=== Begin Enclosure ===

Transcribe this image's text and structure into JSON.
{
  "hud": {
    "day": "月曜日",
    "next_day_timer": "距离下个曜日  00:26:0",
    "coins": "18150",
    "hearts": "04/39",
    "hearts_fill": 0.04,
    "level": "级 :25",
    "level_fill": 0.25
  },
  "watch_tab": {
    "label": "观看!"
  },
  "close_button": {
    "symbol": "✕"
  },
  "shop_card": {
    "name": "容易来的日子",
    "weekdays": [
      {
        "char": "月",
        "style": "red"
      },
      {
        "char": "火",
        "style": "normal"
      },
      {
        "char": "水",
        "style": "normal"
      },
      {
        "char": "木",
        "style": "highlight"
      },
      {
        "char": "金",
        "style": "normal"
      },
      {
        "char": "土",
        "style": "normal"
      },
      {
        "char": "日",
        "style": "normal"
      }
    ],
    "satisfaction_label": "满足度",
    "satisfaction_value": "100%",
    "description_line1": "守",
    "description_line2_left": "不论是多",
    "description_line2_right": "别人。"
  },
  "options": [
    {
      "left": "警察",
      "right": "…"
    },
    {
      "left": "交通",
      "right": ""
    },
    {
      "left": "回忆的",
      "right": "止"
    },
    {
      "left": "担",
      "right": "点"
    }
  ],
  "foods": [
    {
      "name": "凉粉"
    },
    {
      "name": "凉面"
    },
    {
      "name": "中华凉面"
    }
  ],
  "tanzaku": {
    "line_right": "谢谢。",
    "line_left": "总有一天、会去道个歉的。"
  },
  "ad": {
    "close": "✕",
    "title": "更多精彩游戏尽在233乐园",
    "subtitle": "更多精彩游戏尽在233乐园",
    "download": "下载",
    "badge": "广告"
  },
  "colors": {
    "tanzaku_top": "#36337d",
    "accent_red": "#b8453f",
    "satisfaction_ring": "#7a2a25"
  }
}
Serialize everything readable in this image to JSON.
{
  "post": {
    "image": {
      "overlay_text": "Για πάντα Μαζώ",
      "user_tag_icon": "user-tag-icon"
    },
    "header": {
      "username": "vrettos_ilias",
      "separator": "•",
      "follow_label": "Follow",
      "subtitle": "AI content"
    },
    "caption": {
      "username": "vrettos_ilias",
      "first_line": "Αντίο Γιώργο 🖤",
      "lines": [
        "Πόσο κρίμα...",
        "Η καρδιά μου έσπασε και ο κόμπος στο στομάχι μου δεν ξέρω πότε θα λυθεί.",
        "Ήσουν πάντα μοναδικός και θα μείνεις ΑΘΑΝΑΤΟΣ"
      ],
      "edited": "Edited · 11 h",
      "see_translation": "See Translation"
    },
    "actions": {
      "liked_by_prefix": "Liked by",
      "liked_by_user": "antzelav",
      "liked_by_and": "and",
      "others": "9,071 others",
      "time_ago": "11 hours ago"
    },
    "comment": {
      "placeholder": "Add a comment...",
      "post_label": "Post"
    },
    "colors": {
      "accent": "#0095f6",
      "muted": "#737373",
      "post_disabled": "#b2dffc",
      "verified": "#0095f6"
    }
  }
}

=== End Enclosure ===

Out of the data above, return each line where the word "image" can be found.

**TASK RESPONSE**
Transcribe this image's text and structure into JSON.
Serialize everything readable in this image to JSON.
    "image": {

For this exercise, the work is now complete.